▶ **Problem**: Print the listing once more, exactly as written.

=== Section Start ===

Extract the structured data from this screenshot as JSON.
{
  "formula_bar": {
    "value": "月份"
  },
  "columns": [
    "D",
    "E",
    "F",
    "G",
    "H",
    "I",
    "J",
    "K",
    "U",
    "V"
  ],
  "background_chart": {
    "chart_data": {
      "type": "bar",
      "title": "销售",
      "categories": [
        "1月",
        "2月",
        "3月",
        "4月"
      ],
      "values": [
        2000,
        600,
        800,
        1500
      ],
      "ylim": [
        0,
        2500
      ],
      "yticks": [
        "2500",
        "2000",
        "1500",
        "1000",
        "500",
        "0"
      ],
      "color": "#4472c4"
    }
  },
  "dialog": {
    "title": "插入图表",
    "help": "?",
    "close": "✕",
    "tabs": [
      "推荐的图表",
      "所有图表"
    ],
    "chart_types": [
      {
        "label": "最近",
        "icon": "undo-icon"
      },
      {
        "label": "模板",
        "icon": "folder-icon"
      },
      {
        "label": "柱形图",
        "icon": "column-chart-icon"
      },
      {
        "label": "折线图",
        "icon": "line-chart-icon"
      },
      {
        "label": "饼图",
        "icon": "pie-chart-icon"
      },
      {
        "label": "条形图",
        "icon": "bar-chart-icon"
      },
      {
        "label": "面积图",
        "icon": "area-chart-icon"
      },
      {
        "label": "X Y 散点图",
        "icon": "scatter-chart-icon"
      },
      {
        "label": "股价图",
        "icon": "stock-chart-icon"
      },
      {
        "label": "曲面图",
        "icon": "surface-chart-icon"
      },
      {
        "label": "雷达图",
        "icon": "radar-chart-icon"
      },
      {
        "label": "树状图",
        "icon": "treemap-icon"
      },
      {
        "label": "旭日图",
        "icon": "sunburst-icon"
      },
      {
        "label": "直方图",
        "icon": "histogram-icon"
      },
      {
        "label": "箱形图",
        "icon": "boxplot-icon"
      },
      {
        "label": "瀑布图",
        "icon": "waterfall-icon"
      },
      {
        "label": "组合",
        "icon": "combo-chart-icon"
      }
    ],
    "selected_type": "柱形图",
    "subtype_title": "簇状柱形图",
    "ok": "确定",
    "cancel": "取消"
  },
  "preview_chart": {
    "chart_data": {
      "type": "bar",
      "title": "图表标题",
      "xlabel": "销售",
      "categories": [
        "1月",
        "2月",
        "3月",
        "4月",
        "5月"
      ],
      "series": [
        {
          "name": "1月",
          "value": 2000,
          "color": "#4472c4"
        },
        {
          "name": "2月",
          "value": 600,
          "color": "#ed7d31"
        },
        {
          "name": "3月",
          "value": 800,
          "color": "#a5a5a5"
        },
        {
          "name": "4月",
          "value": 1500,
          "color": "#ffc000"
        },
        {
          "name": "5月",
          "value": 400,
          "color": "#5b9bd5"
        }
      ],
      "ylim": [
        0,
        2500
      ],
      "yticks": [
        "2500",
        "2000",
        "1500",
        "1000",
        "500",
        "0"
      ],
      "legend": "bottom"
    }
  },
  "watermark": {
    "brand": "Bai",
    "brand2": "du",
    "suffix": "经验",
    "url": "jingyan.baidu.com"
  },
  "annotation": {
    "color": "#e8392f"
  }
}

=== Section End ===

▶ **Task response**:
Extract the structured data from this screenshot as JSON.
{
  "formula_bar": {
    "value": "月份"
  },
  "columns": [
    "D",
    "E",
    "F",
    "G",
    "H",
    "I",
    "J",
    "K",
    "U",
    "V"
  ],
  "background_chart": {
    "chart_data": {
      "type": "bar",
      "title": "销售",
      "categories": [
        "1月",
        "2月",
        "3月",
        "4月"
      ],
      "values": [
        2000,
        600,
        800,
        1500
      ],
      "ylim": [
        0,
        2500
      ],
      "yticks": [
        "2500",
        "2000",
        "1500",
        "1000",
        "500",
        "0"
      ],
      "color": "#4472c4"
    }
  },
  "dialog": {
    "title": "插入图表",
    "help": "?",
    "close": "✕",
    "tabs": [
      "推荐的图表",
      "所有图表"
    ],
    "chart_types": [
      {
        "label": "最近",
        "icon": "undo-icon"
      },
      {
        "label": "模板",
        "icon": "folder-icon"
      },
      {
        "label": "柱形图",
        "icon": "column-chart-icon"
      },
      {
        "label": "折线图",
        "icon": "line-chart-icon"
      },
      {
        "label": "饼图",
        "icon": "pie-chart-icon"
      },
      {
        "label": "条形图",
        "icon": "bar-chart-icon"
      },
      {
        "label": "面积图",
        "icon": "area-chart-icon"
      },
      {
        "label": "X Y 散点图",
        "icon": "scatter-chart-icon"
      },
      {
        "label": "股价图",
        "icon": "stock-chart-icon"
      },
      {
        "label": "曲面图",
        "icon": "surface-chart-icon"
      },
      {
        "label": "雷达图",
        "icon": "radar-chart-icon"
      },
      {
        "label": "树状图",
        "icon": "treemap-icon"
      },
      {
        "label": "旭日图",
        "icon": "sunburst-icon"
      },
      {
        "label": "直方图",
        "icon": "histogram-icon"
      },
      {
        "label": "箱形图",
        "icon": "boxplot-icon"
      },
      {
        "label": "瀑布图",
        "icon": "waterfall-icon"
      },
      {
        "label": "组合",
        "icon": "combo-chart-icon"
      }
    ],
    "selected_type": "柱形图",
    "subtype_title": "簇状柱形图",
    "ok": "确定",
    "cancel": "取消"
  },
  "preview_chart": {
    "chart_data": {
      "type": "bar",
      "title": "图表标题",
      "xlabel": "销售",
      "categories": [
        "1月",
        "2月",
        "3月",
        "4月",
        "5月"
      ],
      "series": [
        {
          "name": "1月",
          "value": 2000,
          "color": "#4472c4"
        },
        {
          "name": "2月",
          "value": 600,
          "color": "#ed7d31"
        },
        {
          "name": "3月",
          "value": 800,
          "color": "#a5a5a5"
        },
        {
          "name": "4月",
          "value": 1500,
          "color": "#ffc000"
        },
        {
          "name": "5月",
          "value": 400,
          "color": "#5b9bd5"
        }
      ],
      "ylim": [
        0,
        2500
      ],
      "yticks": [
        "2500",
        "2000",
        "1500",
        "1000",
        "500",
        "0"
      ],
      "legend": "bottom"
    }
  },
  "watermark": {
    "brand": "Bai",
    "brand2": "du",
    "suffix": "经验",
    "url": "jingyan.baidu.com"
  },
  "annotation": {
    "color": "#e8392f"
  }
}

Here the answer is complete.